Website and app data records
- Opening Delimiter -

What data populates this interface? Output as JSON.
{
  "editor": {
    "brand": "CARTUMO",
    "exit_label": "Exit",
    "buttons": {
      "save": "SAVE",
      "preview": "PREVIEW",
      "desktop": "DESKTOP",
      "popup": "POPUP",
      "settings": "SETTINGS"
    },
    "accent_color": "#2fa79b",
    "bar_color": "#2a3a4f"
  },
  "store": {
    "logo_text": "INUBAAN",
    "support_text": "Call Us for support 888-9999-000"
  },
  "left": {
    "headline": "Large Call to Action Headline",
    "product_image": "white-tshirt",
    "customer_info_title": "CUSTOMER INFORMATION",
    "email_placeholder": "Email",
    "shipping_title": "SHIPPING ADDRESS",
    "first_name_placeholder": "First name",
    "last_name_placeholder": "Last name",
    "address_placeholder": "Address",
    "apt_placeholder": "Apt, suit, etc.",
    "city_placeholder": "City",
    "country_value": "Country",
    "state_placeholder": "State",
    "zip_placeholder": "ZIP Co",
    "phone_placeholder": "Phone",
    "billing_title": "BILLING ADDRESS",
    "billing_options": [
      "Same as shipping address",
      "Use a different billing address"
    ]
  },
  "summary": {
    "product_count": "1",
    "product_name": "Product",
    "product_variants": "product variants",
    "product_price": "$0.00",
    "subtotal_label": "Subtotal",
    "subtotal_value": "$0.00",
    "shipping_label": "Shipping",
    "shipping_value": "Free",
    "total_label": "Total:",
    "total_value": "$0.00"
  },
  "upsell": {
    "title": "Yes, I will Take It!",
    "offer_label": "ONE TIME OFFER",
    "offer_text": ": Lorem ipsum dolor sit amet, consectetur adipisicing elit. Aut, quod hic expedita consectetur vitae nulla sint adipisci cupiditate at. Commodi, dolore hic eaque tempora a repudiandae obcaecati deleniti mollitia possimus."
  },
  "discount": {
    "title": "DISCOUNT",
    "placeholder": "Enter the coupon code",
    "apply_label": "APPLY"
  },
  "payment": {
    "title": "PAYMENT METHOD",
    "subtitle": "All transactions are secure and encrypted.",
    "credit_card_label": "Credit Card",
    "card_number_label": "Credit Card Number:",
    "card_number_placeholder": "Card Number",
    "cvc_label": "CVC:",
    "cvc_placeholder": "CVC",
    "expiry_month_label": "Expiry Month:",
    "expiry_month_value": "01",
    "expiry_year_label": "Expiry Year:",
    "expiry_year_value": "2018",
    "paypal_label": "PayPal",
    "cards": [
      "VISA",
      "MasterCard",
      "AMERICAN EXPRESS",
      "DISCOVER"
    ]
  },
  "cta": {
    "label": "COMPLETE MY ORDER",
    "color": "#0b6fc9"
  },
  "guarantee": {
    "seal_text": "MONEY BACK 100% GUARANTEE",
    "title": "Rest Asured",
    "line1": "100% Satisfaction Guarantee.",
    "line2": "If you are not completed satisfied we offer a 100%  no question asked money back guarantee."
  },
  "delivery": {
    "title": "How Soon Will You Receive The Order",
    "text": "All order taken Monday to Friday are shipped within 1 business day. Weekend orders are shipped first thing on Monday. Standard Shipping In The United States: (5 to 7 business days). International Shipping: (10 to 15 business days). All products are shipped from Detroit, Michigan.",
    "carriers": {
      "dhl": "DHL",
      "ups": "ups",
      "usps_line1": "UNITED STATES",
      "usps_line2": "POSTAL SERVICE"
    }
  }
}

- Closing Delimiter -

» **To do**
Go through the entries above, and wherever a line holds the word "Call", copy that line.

» **Output of the task**
    "support_text": "Call Us for support 888-9999-000"
    "headline": "Large Call to Action Headline",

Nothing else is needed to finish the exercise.